Determine how many lines in the records hold "icon", and give that number with nothing added.

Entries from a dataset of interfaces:
#####
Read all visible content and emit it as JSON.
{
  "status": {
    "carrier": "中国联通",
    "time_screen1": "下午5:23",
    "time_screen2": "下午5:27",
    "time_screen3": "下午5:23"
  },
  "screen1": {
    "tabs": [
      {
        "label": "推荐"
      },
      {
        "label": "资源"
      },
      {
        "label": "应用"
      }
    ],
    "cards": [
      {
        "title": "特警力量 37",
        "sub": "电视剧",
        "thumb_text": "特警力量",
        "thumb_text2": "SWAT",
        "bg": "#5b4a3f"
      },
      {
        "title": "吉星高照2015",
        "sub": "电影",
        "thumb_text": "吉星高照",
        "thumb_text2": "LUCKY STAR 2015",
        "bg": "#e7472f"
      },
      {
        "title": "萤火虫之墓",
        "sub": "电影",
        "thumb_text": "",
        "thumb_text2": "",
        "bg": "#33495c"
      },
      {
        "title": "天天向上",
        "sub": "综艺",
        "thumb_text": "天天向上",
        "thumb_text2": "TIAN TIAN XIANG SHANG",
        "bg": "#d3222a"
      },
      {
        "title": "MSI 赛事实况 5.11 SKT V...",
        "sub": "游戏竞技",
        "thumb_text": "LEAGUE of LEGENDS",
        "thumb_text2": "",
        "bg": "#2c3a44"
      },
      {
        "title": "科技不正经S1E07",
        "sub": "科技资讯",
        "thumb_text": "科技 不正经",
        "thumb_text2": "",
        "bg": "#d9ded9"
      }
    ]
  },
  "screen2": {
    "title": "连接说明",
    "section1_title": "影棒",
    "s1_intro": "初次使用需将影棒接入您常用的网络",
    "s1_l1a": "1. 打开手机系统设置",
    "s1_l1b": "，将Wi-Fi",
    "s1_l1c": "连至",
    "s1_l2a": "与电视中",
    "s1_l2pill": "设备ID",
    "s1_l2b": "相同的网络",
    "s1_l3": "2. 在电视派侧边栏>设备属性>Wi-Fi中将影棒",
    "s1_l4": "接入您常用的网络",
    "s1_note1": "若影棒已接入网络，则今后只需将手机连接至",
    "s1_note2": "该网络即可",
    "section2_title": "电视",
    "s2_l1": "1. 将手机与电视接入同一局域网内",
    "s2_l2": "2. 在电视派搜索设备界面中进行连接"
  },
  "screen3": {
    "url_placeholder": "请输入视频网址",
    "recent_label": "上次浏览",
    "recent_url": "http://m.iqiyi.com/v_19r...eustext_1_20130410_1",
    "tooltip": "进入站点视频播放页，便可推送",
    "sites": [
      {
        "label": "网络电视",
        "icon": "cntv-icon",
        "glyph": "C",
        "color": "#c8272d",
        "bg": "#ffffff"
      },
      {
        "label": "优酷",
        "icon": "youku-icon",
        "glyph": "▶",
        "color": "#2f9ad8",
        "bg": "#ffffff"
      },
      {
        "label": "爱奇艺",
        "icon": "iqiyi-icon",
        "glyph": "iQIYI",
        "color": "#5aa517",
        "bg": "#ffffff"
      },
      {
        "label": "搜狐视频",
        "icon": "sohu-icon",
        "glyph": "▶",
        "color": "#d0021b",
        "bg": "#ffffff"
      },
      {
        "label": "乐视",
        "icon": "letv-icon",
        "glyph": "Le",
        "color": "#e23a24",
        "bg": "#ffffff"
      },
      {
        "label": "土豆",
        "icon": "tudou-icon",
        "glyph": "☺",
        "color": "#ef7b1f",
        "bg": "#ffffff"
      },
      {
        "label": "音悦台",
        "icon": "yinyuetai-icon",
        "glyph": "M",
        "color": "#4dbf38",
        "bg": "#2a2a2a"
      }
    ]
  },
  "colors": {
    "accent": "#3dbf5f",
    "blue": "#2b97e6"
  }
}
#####
Written answer:
7